There’s no such thing as a bad chocolate sauce, once it’s warmed and drizzled over ice cream.
There is a fine balance of sweetness and chocolate-y-ness. Too much of either one and the chocolate sauce overpowers instead of enhances.
There are two basic styles of chocolate sauce. One is melted chocolate “milked” down to something pourable. The other is a chocolate “syrup” – more viscous, more glossy, more nuanced and frankly, more sweet. Tastes vary, of course, but my taste leans to the syrup side.
Most of all, I learned that you can make Homemade Chocolate Sauce in about ten minutes flat, no fancy ingredients, no fancy equipment, no thermometer, nothing. What a revelation!

Kitchen Parade is written by second-generation food columnist Alanna Kellogg and features fresh, seasonal dishes for every-day healthful eating and occasional indulgences. Do you have a favorite quick chocolate recipe that other Kitchen Parade readers might like? Just send me a quick e-mail via recipes@kitchen-parade.com. How to print a Kitchen Parade recipe. Never miss a recipe! If you like this recipe, sign up for a free e-mail subscription. If you like Kitchen Parade, you're sure to like my food blog about vegetable recipes, too, A Veggie Venture. Follow Kitchen Parade on Facebook!

HOMEMADE CHOCOLATE SAUCE
In-a-Flash

Hands-on time: 10 minutes
Time to table: 10 minutes
Makes 1-1/2 cups (easily halved or doubled)
  • 1 cup (200g) sugar, white or brown
  • 4 tablespoons (85g) light or dark corn syrup
  • 12 tablespoons (70g) unsweetened cocoa powder, preferably Hersheys dark cocoa, lumps broken up with the back of a spoon
  • 12 tablespoons (180g) water
  • 1/4 teaspoon table salt
  • 2 tablespoons half & half or heavy cream
  • 1/2 tablespoon flavoring (vanilla, almond extract, brandy, bourbon, etc.)

In a heavy saucepan with room for the sauce to “poof up”, bring the sugar, corn syrup, cocoa powder, water and salt to a boil, stirring often. Let it boil hard, stirring continuously, for about three minutes until slightly thickened. Go ahead, enjoy this, we don’t get to “boil hard” very often! The mixture will be syrupy but will further thicken in the refrigerator. Stir in the cream and flavoring.

Strain through a sieve into a glass storage jar or a squeeze bottle. Don’t skip this step, even if your chocolate sauce appears ultra-smooth, it’s not!
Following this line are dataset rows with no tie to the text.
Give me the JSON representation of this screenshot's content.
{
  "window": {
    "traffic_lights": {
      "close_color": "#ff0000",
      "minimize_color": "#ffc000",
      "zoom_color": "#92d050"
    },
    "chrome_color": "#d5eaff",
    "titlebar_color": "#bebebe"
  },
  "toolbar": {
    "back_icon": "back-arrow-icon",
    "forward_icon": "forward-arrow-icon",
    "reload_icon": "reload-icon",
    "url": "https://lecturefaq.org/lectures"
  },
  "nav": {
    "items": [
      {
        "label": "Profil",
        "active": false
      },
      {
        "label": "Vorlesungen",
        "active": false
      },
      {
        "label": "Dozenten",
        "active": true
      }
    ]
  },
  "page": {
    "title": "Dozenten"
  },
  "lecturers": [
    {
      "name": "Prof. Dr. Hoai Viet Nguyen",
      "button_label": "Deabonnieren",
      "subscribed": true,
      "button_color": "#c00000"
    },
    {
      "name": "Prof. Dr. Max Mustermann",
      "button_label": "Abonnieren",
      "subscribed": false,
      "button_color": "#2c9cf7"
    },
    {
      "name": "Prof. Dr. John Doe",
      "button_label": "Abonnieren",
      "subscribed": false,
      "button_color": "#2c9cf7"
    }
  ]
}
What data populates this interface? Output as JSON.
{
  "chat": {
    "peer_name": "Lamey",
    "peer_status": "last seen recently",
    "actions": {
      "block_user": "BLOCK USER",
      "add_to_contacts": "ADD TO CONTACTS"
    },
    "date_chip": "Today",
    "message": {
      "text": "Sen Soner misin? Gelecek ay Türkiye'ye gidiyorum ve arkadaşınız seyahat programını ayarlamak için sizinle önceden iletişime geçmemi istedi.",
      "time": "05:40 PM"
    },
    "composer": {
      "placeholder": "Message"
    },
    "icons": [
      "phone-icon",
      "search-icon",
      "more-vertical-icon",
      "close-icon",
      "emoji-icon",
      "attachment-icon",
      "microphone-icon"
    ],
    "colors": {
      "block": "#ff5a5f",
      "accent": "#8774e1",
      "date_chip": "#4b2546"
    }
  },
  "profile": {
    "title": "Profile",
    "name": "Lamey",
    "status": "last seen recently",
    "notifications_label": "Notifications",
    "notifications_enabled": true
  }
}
Refrigerate, keeps for several weeks.

For chocolate milk, stir together a quarter cup Homemade Chocolate Sauce and a cup of skim milk.

NUTRITION INFORMATION Per Tablespoon: 50 Calories; .5g Tot Fat; 0g Sat Fat; 0mg Cholesterol; 64mg Sodium; 12g Carb; 1g Fiber; 9g Sugar; .5g Protein. WEIGHT WATCHERS POINTS WW Old Points 1, WW PointsPlus 1 (but careful PointsPlus counters, 2 tablespoons = 3 points)
ALANNA’s TIPS It’s important to strain Homemade Chocolate Sauce, otherwise some small clumps of chocolate powder mar the silky texture. I place a small sieve inside a funnel inserted into a glass storage jar. A single batch fits neatly into a one-pint Mason jar, nice for gifts! For vegan Homemade Chocolate Sauce, omit the cream but I really like how cream takes the edge off the chocolate-y-ness. David Lebovitz likes to stir in two ounces of grated bittersweet or semi-sweet chocolate (recipe here) but to my taste (and my taste testers, drizzled over bread pudding a couple of weeks back), this is too chocolate-y. Some times I slip in a smidgen of cinnamon or cardamom for a little something extra.

This Week, Years Past 2002 - 2013

Chocolate Decadence Finnish Fruit Tart All Courses Lavender: An Easy Romantic Dinner Cinnamon Sugar Cookies Poblano Steaks Roasted Pear Salad Cut-Out Spice Cookies Rustic Mashed Sweet Potatoes & Carrots Seared Scallops with Chimichurri and Garlicky Polenta

This Week, Elsewhere

Angel Hair Puttanesca from Mia Sorella
~ more St. Louis Restaurant Recipes ~
My Column in the St. Louis Post-Dispatch

Buffalo Chicken Dip with Spaghetti Squash
~ more Recent Recipes ~
A Veggie Venture


More Chocolate Recipes for Your Sweetheart

(hover for a description, click a photo for a recipe)
Vanilla Brownies Chocolate Decadence Cake Black Walnut Chocolate Cake

More Recipes for Romance

(hover for a description, click a photo for a recipe)
Lavender Steak & Lavender Potatoes Roasted Salmon & Asparagus Italian Lemon Chicken





© Copyright 2014 Kitchen Parade